= Exercise =
The whole listing that follows should be printed again, unchanged.
*** Input data
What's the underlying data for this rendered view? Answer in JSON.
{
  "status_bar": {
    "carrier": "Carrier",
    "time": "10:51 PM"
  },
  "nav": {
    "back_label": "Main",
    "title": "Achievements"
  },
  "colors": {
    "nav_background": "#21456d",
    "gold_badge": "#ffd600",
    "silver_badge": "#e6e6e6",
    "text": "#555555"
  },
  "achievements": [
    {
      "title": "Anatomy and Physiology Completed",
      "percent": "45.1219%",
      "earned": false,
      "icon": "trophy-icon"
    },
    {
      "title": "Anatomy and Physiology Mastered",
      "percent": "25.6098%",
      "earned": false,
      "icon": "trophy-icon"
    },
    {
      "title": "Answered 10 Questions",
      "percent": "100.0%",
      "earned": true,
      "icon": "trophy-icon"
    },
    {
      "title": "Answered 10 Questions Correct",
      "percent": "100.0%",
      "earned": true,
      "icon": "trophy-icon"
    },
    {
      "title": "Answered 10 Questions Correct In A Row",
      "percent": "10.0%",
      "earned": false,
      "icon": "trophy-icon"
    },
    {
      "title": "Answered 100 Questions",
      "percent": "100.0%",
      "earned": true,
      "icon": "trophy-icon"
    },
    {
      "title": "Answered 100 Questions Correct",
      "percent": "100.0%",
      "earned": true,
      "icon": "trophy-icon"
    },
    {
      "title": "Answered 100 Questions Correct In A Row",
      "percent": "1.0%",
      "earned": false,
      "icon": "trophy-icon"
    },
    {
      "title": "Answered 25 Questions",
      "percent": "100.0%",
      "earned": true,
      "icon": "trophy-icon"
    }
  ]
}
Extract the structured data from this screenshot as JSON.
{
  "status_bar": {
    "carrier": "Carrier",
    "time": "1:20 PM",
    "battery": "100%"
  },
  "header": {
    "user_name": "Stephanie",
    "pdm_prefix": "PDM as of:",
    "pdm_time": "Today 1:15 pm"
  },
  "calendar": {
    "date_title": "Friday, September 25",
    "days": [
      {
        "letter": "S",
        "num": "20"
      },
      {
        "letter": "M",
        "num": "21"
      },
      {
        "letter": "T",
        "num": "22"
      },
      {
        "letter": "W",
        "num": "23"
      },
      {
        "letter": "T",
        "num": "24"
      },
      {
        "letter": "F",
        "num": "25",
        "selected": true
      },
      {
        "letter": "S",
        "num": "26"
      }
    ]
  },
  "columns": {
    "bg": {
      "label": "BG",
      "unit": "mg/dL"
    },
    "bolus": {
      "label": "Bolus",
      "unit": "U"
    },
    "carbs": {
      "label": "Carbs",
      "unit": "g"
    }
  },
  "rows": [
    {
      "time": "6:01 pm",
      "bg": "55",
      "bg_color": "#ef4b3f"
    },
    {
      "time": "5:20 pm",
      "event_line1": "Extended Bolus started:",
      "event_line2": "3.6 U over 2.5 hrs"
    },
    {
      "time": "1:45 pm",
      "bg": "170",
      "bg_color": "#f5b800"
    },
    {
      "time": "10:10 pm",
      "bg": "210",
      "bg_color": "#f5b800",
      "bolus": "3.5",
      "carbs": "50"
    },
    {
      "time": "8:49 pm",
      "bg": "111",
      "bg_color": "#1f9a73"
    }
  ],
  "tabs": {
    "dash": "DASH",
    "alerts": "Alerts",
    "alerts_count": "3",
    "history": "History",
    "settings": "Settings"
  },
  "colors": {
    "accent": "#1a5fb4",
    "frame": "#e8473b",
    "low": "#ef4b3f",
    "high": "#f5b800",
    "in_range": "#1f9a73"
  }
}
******
= Exercise output =
What's the underlying data for this rendered view? Answer in JSON.
{
  "status_bar": {
    "carrier": "Carrier",
    "time": "10:51 PM"
  },
  "nav": {
    "back_label": "Main",
    "title": "Achievements"
  },
  "colors": {
    "nav_background": "#21456d",
    "gold_badge": "#ffd600",
    "silver_badge": "#e6e6e6",
    "text": "#555555"
  },
  "achievements": [
    {
      "title": "Anatomy and Physiology Completed",
      "percent": "45.1219%",
      "earned": false,
      "icon": "trophy-icon"
    },
    {
      "title": "Anatomy and Physiology Mastered",
      "percent": "25.6098%",
      "earned": false,
      "icon": "trophy-icon"
    },
    {
      "title": "Answered 10 Questions",
      "percent": "100.0%",
      "earned": true,
      "icon": "trophy-icon"
    },
    {
      "title": "Answered 10 Questions Correct",
      "percent": "100.0%",
      "earned": true,
      "icon": "trophy-icon"
    },
    {
      "title": "Answered 10 Questions Correct In A Row",
      "percent": "10.0%",
      "earned": false,
      "icon": "trophy-icon"
    },
    {
      "title": "Answered 100 Questions",
      "percent": "100.0%",
      "earned": true,
      "icon": "trophy-icon"
    },
    {
      "title": "Answered 100 Questions Correct",
      "percent": "100.0%",
      "earned": true,
      "icon": "trophy-icon"
    },
    {
      "title": "Answered 100 Questions Correct In A Row",
      "percent": "1.0%",
      "earned": false,
      "icon": "trophy-icon"
    },
    {
      "title": "Answered 25 Questions",
      "percent": "100.0%",
      "earned": true,
      "icon": "trophy-icon"
    }
  ]
}
Extract the structured data from this screenshot as JSON.
{
  "status_bar": {
    "carrier": "Carrier",
    "time": "1:20 PM",
    "battery": "100%"
  },
  "header": {
    "user_name": "Stephanie",
    "pdm_prefix": "PDM as of:",
    "pdm_time": "Today 1:15 pm"
  },
  "calendar": {
    "date_title": "Friday, September 25",
    "days": [
      {
        "letter": "S",
        "num": "20"
      },
      {
        "letter": "M",
        "num": "21"
      },
      {
        "letter": "T",
        "num": "22"
      },
      {
        "letter": "W",
        "num": "23"
      },
      {
        "letter": "T",
        "num": "24"
      },
      {
        "letter": "F",
        "num": "25",
        "selected": true
      },
      {
        "letter": "S",
        "num": "26"
      }
    ]
  },
  "columns": {
    "bg": {
      "label": "BG",
      "unit": "mg/dL"
    },
    "bolus": {
      "label": "Bolus",
      "unit": "U"
    },
    "carbs": {
      "label": "Carbs",
      "unit": "g"
    }
  },
  "rows": [
    {
      "time": "6:01 pm",
      "bg": "55",
      "bg_color": "#ef4b3f"
    },
    {
      "time": "5:20 pm",
      "event_line1": "Extended Bolus started:",
      "event_line2": "3.6 U over 2.5 hrs"
    },
    {
      "time": "1:45 pm",
      "bg": "170",
      "bg_color": "#f5b800"
    },
    {
      "time": "10:10 pm",
      "bg": "210",
      "bg_color": "#f5b800",
      "bolus": "3.5",
      "carbs": "50"
    },
    {
      "time": "8:49 pm",
      "bg": "111",
      "bg_color": "#1f9a73"
    }
  ],
  "tabs": {
    "dash": "DASH",
    "alerts": "Alerts",
    "alerts_count": "3",
    "history": "History",
    "settings": "Settings"
  },
  "colors": {
    "accent": "#1a5fb4",
    "frame": "#e8473b",
    "low": "#ef4b3f",
    "high": "#f5b800",
    "in_range": "#1f9a73"
  }
}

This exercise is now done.